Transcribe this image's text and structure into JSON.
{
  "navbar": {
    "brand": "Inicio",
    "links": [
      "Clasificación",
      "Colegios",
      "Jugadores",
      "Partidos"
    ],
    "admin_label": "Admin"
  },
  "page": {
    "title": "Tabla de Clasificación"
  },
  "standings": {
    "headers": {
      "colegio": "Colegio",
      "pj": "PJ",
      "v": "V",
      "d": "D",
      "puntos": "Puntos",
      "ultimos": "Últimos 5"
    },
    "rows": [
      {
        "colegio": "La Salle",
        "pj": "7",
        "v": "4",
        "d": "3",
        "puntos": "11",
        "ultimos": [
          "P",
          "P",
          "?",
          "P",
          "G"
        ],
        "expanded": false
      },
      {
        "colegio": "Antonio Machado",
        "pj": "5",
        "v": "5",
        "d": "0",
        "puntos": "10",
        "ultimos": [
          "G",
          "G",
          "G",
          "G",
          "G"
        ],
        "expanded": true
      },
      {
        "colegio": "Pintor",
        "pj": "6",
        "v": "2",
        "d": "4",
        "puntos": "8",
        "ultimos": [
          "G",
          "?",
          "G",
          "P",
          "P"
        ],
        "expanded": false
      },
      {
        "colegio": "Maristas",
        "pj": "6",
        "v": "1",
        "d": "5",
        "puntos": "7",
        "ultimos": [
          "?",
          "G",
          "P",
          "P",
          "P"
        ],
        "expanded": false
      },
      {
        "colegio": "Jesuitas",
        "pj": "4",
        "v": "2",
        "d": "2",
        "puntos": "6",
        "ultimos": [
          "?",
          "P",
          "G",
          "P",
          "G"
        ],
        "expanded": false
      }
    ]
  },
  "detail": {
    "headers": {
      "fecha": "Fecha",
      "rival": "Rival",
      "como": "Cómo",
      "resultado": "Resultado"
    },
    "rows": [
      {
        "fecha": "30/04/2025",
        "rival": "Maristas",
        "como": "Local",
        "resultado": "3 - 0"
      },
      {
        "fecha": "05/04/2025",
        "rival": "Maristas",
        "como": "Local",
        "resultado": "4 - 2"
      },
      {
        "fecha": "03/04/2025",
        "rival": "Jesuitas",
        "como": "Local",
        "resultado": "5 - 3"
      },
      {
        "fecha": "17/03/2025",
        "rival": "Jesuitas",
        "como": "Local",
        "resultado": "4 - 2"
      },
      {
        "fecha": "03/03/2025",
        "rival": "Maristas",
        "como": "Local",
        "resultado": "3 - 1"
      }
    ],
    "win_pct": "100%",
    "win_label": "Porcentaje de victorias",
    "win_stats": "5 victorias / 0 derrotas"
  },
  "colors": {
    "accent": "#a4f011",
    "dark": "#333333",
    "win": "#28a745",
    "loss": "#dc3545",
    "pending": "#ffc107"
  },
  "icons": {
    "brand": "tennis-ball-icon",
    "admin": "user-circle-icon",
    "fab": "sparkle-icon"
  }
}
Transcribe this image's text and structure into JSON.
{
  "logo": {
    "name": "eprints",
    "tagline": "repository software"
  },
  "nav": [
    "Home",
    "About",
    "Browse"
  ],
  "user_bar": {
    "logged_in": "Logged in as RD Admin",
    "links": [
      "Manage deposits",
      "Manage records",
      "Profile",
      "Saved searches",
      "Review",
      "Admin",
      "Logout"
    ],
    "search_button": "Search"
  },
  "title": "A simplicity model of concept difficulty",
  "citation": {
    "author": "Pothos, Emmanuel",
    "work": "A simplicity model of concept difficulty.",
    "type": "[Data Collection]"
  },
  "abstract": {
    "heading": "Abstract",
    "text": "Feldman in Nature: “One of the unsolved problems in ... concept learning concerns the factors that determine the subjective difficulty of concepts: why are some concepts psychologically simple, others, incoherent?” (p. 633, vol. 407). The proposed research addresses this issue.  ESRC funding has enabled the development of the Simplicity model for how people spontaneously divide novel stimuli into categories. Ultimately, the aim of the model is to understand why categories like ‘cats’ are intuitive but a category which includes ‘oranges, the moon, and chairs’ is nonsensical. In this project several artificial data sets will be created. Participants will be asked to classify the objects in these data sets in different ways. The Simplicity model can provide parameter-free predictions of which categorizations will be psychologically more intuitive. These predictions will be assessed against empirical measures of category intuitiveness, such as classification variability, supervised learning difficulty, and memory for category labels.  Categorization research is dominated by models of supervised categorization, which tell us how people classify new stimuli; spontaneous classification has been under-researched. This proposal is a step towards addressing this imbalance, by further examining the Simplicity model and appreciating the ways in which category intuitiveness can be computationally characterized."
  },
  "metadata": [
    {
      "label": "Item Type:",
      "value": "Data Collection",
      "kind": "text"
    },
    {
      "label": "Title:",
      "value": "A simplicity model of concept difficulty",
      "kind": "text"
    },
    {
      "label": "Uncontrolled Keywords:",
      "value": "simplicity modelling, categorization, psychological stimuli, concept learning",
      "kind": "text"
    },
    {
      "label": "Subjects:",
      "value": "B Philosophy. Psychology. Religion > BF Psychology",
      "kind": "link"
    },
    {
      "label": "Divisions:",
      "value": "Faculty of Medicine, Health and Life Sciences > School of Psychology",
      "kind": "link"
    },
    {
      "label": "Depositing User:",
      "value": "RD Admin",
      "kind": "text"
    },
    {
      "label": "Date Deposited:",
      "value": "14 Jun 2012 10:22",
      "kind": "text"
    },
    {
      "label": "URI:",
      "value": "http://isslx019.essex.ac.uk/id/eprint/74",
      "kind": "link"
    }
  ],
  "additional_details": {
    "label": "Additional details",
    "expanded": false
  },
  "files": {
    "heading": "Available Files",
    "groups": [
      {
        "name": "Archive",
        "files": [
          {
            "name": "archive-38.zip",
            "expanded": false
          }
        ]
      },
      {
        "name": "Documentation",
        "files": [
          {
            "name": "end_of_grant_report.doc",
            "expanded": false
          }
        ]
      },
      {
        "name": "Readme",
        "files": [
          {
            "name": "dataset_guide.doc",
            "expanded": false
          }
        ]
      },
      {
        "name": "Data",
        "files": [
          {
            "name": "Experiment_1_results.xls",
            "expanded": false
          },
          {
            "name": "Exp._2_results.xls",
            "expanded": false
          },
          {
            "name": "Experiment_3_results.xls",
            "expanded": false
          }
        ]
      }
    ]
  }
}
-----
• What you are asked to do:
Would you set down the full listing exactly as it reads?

• Solution:
Transcribe this image's text and structure into JSON.
{
  "navbar": {
    "brand": "Inicio",
    "links": [
      "Clasificación",
      "Colegios",
      "Jugadores",
      "Partidos"
    ],
    "admin_label": "Admin"
  },
  "page": {
    "title": "Tabla de Clasificación"
  },
  "standings": {
    "headers": {
      "colegio": "Colegio",
      "pj": "PJ",
      "v": "V",
      "d": "D",
      "puntos": "Puntos",
      "ultimos": "Últimos 5"
    },
    "rows": [
      {
        "colegio": "La Salle",
        "pj": "7",
        "v": "4",
        "d": "3",
        "puntos": "11",
        "ultimos": [
          "P",
          "P",
          "?",
          "P",
          "G"
        ],
        "expanded": false
      },
      {
        "colegio": "Antonio Machado",
        "pj": "5",
        "v": "5",
        "d": "0",
        "puntos": "10",
        "ultimos": [
          "G",
          "G",
          "G",
          "G",
          "G"
        ],
        "expanded": true
      },
      {
        "colegio": "Pintor",
        "pj": "6",
        "v": "2",
        "d": "4",
        "puntos": "8",
        "ultimos": [
          "G",
          "?",
          "G",
          "P",
          "P"
        ],
        "expanded": false
      },
      {
        "colegio": "Maristas",
        "pj": "6",
        "v": "1",
        "d": "5",
        "puntos": "7",
        "ultimos": [
          "?",
          "G",
          "P",
          "P",
          "P"
        ],
        "expanded": false
      },
      {
        "colegio": "Jesuitas",
        "pj": "4",
        "v": "2",
        "d": "2",
        "puntos": "6",
        "ultimos": [
          "?",
          "P",
          "G",
          "P",
          "G"
        ],
        "expanded": false
      }
    ]
  },
  "detail": {
    "headers": {
      "fecha": "Fecha",
      "rival": "Rival",
      "como": "Cómo",
      "resultado": "Resultado"
    },
    "rows": [
      {
        "fecha": "30/04/2025",
        "rival": "Maristas",
        "como": "Local",
        "resultado": "3 - 0"
      },
      {
        "fecha": "05/04/2025",
        "rival": "Maristas",
        "como": "Local",
        "resultado": "4 - 2"
      },
      {
        "fecha": "03/04/2025",
        "rival": "Jesuitas",
        "como": "Local",
        "resultado": "5 - 3"
      },
      {
        "fecha": "17/03/2025",
        "rival": "Jesuitas",
        "como": "Local",
        "resultado": "4 - 2"
      },
      {
        "fecha": "03/03/2025",
        "rival": "Maristas",
        "como": "Local",
        "resultado": "3 - 1"
      }
    ],
    "win_pct": "100%",
    "win_label": "Porcentaje de victorias",
    "win_stats": "5 victorias / 0 derrotas"
  },
  "colors": {
    "accent": "#a4f011",
    "dark": "#333333",
    "win": "#28a745",
    "loss": "#dc3545",
    "pending": "#ffc107"
  },
  "icons": {
    "brand": "tennis-ball-icon",
    "admin": "user-circle-icon",
    "fab": "sparkle-icon"
  }
}
Transcribe this image's text and structure into JSON.
{
  "logo": {
    "name": "eprints",
    "tagline": "repository software"
  },
  "nav": [
    "Home",
    "About",
    "Browse"
  ],
  "user_bar": {
    "logged_in": "Logged in as RD Admin",
    "links": [
      "Manage deposits",
      "Manage records",
      "Profile",
      "Saved searches",
      "Review",
      "Admin",
      "Logout"
    ],
    "search_button": "Search"
  },
  "title": "A simplicity model of concept difficulty",
  "citation": {
    "author": "Pothos, Emmanuel",
    "work": "A simplicity model of concept difficulty.",
    "type": "[Data Collection]"
  },
  "abstract": {
    "heading": "Abstract",
    "text": "Feldman in Nature: “One of the unsolved problems in ... concept learning concerns the factors that determine the subjective difficulty of concepts: why are some concepts psychologically simple, others, incoherent?” (p. 633, vol. 407). The proposed research addresses this issue.  ESRC funding has enabled the development of the Simplicity model for how people spontaneously divide novel stimuli into categories. Ultimately, the aim of the model is to understand why categories like ‘cats’ are intuitive but a category which includes ‘oranges, the moon, and chairs’ is nonsensical. In this project several artificial data sets will be created. Participants will be asked to classify the objects in these data sets in different ways. The Simplicity model can provide parameter-free predictions of which categorizations will be psychologically more intuitive. These predictions will be assessed against empirical measures of category intuitiveness, such as classification variability, supervised learning difficulty, and memory for category labels.  Categorization research is dominated by models of supervised categorization, which tell us how people classify new stimuli; spontaneous classification has been under-researched. This proposal is a step towards addressing this imbalance, by further examining the Simplicity model and appreciating the ways in which category intuitiveness can be computationally characterized."
  },
  "metadata": [
    {
      "label": "Item Type:",
      "value": "Data Collection",
      "kind": "text"
    },
    {
      "label": "Title:",
      "value": "A simplicity model of concept difficulty",
      "kind": "text"
    },
    {
      "label": "Uncontrolled Keywords:",
      "value": "simplicity modelling, categorization, psychological stimuli, concept learning",
      "kind": "text"
    },
    {
      "label": "Subjects:",
      "value": "B Philosophy. Psychology. Religion > BF Psychology",
      "kind": "link"
    },
    {
      "label": "Divisions:",
      "value": "Faculty of Medicine, Health and Life Sciences > School of Psychology",
      "kind": "link"
    },
    {
      "label": "Depositing User:",
      "value": "RD Admin",
      "kind": "text"
    },
    {
      "label": "Date Deposited:",
      "value": "14 Jun 2012 10:22",
      "kind": "text"
    },
    {
      "label": "URI:",
      "value": "http://isslx019.essex.ac.uk/id/eprint/74",
      "kind": "link"
    }
  ],
  "additional_details": {
    "label": "Additional details",
    "expanded": false
  },
  "files": {
    "heading": "Available Files",
    "groups": [
      {
        "name": "Archive",
        "files": [
          {
            "name": "archive-38.zip",
            "expanded": false
          }
        ]
      },
      {
        "name": "Documentation",
        "files": [
          {
            "name": "end_of_grant_report.doc",
            "expanded": false
          }
        ]
      },
      {
        "name": "Readme",
        "files": [
          {
            "name": "dataset_guide.doc",
            "expanded": false
          }
        ]
      },
      {
        "name": "Data",
        "files": [
          {
            "name": "Experiment_1_results.xls",
            "expanded": false
          },
          {
            "name": "Exp._2_results.xls",
            "expanded": false
          },
          {
            "name": "Experiment_3_results.xls",
            "expanded": false
          }
        ]
      }
    ]
  }
}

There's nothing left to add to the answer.